“Leisure is better than work and is its end; and therefore the question must be asked, what ought we to do when at leisure? Clearly we ought not to be amusing ourselves, for then amusement would be the end of life…”
Aristotle, Politics

Sometimes a distinction in terms or words helps us see a distinction in reality that had escaped us. Aristotle is careful to distinguish leisure and amusement. Both should be distinguished from work inasmuch as they each refer to something we do when we are not working. Yet therein ends their similarity.

Amusement is an activity that diverts the mind by something pleasant, as when we play a game or watch a movie. This entails a resting from things onerous or serious.

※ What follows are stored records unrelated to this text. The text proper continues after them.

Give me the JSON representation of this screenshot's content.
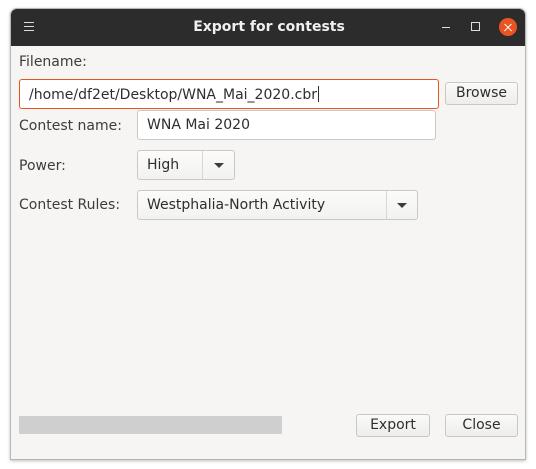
{
  "window": {
    "title": "Export for contests"
  },
  "titlebar_icons": {
    "menu": "hamburger-menu-icon",
    "minimize": "minimize-icon",
    "maximize": "maximize-icon",
    "close": "close-icon"
  },
  "colors": {
    "titlebar_bg": "#2c2c2c",
    "accent": "#e95420",
    "window_bg": "#f6f5f4",
    "progress_track": "#cfcfcf"
  },
  "form": {
    "filename_label": "Filename:",
    "filename_value": "/home/df2et/Desktop/WNA_Mai_2020.cbr",
    "browse_label": "Browse",
    "contest_name_label": "Contest name:",
    "contest_name_value": "WNA Mai 2020",
    "power_label": "Power:",
    "power_selected": "High",
    "contest_rules_label": "Contest Rules:",
    "contest_rules_selected": "Westphalia-North Activity"
  },
  "progress": {
    "fraction": 0
  },
  "footer": {
    "export_label": "Export",
    "close_label": "Close"
  }
}
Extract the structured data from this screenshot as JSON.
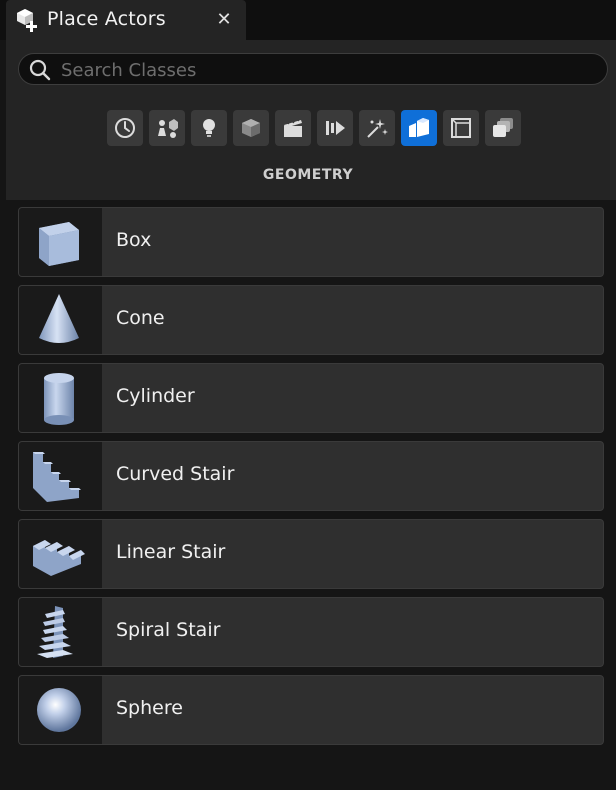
{
  "tab": {
    "title": "Place Actors",
    "close": "✕"
  },
  "search": {
    "placeholder": "Search Classes",
    "value": ""
  },
  "categories": [
    {
      "name": "recently-placed-icon",
      "active": false
    },
    {
      "name": "basic-icon",
      "active": false
    },
    {
      "name": "lights-icon",
      "active": false
    },
    {
      "name": "shapes-icon",
      "active": false
    },
    {
      "name": "cinematic-icon",
      "active": false
    },
    {
      "name": "visual-effects-icon",
      "active": false
    },
    {
      "name": "particles-icon",
      "active": false
    },
    {
      "name": "geometry-icon",
      "active": true
    },
    {
      "name": "volumes-icon",
      "active": false
    },
    {
      "name": "all-classes-icon",
      "active": false
    }
  ],
  "section": {
    "title": "GEOMETRY"
  },
  "items": [
    {
      "label": "Box",
      "icon": "box-icon"
    },
    {
      "label": "Cone",
      "icon": "cone-icon"
    },
    {
      "label": "Cylinder",
      "icon": "cylinder-icon"
    },
    {
      "label": "Curved Stair",
      "icon": "curved-stair-icon"
    },
    {
      "label": "Linear Stair",
      "icon": "linear-stair-icon"
    },
    {
      "label": "Spiral Stair",
      "icon": "spiral-stair-icon"
    },
    {
      "label": "Sphere",
      "icon": "sphere-icon"
    }
  ],
  "colors": {
    "accent": "#0f6fd8",
    "panel": "#242424",
    "item": "#2f2f2f",
    "shape": "#8fa6c9"
  }
}
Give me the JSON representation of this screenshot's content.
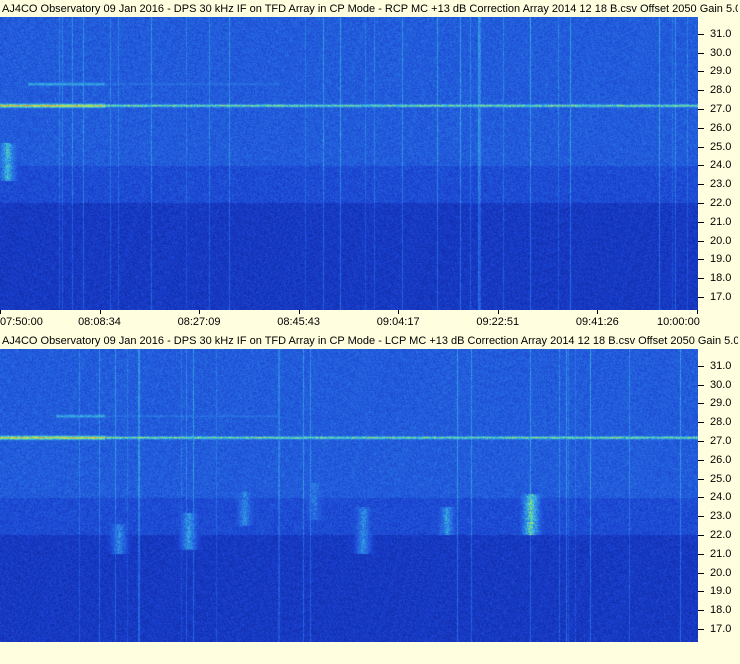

Amusement is, in a sense, enjoyable in itself, but its main justification and purpose is to be a relaxation that regenerates us for a return to work and to more serious affairs.

Leisure on the other hand is serious and meaningful in itself. It is not so much a resting from something as a resting in something. Unlike work and amusement, leisure contains its primary purpose in what is being done. Here we see a conviction central to Aristotle’s conception of human life: there are certain actions that are worthy-in-themselves, and in these especially is human life most fully lived.

To lose sight of these, and to reduce free time simply or primarily to amusement, is to threaten human existence at its core by removing the deepest meaning of both work and amusement.

Amusement activities have an important place; pleasant diversions are often in order. But they are not the real stuff of leisure. Aristotle writes, “Happiness, therefore, does not lie in amusement; it would, indeed, be strange if the end were amusement, and one were to take trouble and suffer hardship all one’s life in order to amuse oneself.”

The point here is certainly not to suggest that we shouldn’t ‘have a good time’ or that we must always be ‘serious.’ Rather, human life is so rich, so wonderful—and yes also so arduous—that there clearly is something much better than mere amusement that gives meaning to it all. There is some kind of ‘having a good time,’ that far transcends mere amusement. Yet unlike amusement, it will require cultivation, discipline, and a clear conception of what we are after.


Next week we will consider leisure activities themselves. This is the second in a series on leisure.


Leisure Mini-Series

I. The Leisure Question: A Series

II. The Difference Between Leisure and Amusement

III: Fostering Leisure

IV: An Amazing Connection: Education and Leisure


Aristotle (384-322 B.C.), student of Plato, tutor of Alexander the Great, has been considered by many to be the greatest ancient philosopher. The Politics is one of his major ethical works.

Join the Community.

Become a LifeCraft Member and gain access to our online courses and exclusive content. It's FREE of charge. Period.

If you join as a contributing member, you will help make this content available to an increasing audience and enable me to spend more time in this work. I thank you in advance.

Join the LifeCraft community today and get access to:

  • Man of the Household (Course)
  • Woman of the Household (Course)
  • Concepts Made Clear (Mini-course)
  • Dinner at Home (Mini-course)
Need: The Hidden Key to Wealth

Need: The Hidden Key to Wealth

“Well, you see, my property is enough to supply me with all my needs...” Socrates, in Xenophon’s Estate Manager While Socrates was not destitute, the value of his estate was relatively low. Yet he expresses gratitude for his financial situation. He assures his friend...

read more
Something I Owe My Wife

Something I Owe My Wife

  “Whoever conceals his transgressions will not prosper, but he who confesses and forsakes them will obtain mercy.” Proverbs Our failure to see the natural roles of husband and wife has real consequences. This stands to reason. When we miss the difference and...

read more
Make Beauty, Rediscover Humanity

Make Beauty, Rediscover Humanity

“Beautiful things are those which please when seen.” Thomas Aquinas, Summa theologiae This much is clear if we have eyes to see: beauty is a first principle in the formation of the world. We could even say it is the principle. The natural world and all its processes...

read more

Pin It on Pinterest